*Try it*
Set down every line below, word for word.

------------------------------------------------------------

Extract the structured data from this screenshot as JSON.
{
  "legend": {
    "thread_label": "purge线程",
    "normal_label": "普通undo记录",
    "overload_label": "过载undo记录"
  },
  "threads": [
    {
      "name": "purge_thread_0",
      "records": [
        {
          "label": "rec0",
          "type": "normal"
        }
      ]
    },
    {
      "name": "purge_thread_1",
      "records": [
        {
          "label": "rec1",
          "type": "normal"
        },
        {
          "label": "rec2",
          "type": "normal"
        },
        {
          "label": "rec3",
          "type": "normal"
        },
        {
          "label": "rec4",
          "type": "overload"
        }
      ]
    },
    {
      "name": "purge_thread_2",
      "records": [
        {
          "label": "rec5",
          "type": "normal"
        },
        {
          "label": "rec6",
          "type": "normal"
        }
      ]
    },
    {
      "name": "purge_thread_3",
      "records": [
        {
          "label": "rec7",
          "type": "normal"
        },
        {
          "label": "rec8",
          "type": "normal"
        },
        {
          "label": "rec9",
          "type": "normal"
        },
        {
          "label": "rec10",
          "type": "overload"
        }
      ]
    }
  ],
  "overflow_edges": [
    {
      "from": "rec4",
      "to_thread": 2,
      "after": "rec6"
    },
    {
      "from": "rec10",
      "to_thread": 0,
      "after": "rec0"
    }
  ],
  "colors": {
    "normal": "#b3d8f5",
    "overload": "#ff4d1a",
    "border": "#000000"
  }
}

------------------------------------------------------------

*Task solution*
Extract the structured data from this screenshot as JSON.
{
  "legend": {
    "thread_label": "purge线程",
    "normal_label": "普通undo记录",
    "overload_label": "过载undo记录"
  },
  "threads": [
    {
      "name": "purge_thread_0",
      "records": [
        {
          "label": "rec0",
          "type": "normal"
        }
      ]
    },
    {
      "name": "purge_thread_1",
      "records": [
        {
          "label": "rec1",
          "type": "normal"
        },
        {
          "label": "rec2",
          "type": "normal"
        },
        {
          "label": "rec3",
          "type": "normal"
        },
        {
          "label": "rec4",
          "type": "overload"
        }
      ]
    },
    {
      "name": "purge_thread_2",
      "records": [
        {
          "label": "rec5",
          "type": "normal"
        },
        {
          "label": "rec6",
          "type": "normal"
        }
      ]
    },
    {
      "name": "purge_thread_3",
      "records": [
        {
          "label": "rec7",
          "type": "normal"
        },
        {
          "label": "rec8",
          "type": "normal"
        },
        {
          "label": "rec9",
          "type": "normal"
        },
        {
          "label": "rec10",
          "type": "overload"
        }
      ]
    }
  ],
  "overflow_edges": [
    {
      "from": "rec4",
      "to_thread": 2,
      "after": "rec6"
    },
    {
      "from": "rec10",
      "to_thread": 0,
      "after": "rec0"
    }
  ],
  "colors": {
    "normal": "#b3d8f5",
    "overload": "#ff4d1a",
    "border": "#000000"
  }
}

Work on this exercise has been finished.